[[ Excerpted data open ]]

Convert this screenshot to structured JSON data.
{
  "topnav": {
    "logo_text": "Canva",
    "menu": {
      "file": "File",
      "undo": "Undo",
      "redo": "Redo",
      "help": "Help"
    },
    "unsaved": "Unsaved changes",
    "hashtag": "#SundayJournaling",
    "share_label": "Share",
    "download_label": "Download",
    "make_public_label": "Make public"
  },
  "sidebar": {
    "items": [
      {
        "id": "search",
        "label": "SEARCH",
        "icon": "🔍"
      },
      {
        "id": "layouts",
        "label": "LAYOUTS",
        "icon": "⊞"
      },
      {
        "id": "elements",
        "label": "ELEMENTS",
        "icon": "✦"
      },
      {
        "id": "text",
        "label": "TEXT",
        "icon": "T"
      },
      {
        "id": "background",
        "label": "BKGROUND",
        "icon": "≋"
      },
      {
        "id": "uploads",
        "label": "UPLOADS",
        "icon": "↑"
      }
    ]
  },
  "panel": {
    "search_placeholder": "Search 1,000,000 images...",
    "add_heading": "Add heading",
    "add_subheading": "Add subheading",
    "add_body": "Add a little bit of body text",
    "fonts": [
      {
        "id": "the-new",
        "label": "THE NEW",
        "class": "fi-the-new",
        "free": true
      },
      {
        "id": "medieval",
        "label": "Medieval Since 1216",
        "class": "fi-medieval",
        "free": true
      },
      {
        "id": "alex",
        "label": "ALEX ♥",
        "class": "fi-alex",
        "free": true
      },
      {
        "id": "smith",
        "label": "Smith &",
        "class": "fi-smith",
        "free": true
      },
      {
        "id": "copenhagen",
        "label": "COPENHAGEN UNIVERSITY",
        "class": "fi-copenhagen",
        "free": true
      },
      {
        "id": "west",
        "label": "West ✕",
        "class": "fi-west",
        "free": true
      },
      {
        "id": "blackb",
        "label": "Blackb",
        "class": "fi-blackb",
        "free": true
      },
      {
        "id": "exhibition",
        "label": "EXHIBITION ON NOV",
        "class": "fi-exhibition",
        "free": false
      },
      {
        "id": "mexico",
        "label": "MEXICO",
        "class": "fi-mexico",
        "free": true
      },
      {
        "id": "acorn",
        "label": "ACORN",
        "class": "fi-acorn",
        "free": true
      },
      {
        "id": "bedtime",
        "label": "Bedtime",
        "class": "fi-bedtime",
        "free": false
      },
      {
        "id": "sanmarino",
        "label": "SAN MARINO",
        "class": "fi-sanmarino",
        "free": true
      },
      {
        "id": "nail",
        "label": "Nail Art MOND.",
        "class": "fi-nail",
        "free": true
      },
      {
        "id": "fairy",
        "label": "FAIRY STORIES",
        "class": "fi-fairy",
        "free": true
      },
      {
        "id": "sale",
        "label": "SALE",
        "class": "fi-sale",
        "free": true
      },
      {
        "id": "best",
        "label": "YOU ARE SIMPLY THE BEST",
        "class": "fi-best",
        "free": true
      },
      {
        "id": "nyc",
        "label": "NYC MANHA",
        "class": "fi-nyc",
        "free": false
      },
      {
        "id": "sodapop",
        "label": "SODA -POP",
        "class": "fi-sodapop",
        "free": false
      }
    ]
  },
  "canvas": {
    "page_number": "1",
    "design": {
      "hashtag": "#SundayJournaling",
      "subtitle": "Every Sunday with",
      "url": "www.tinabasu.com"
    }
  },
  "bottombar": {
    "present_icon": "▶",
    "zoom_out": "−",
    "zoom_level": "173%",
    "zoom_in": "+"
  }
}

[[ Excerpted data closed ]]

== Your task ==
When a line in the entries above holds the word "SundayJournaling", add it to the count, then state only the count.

== Answer space ==
2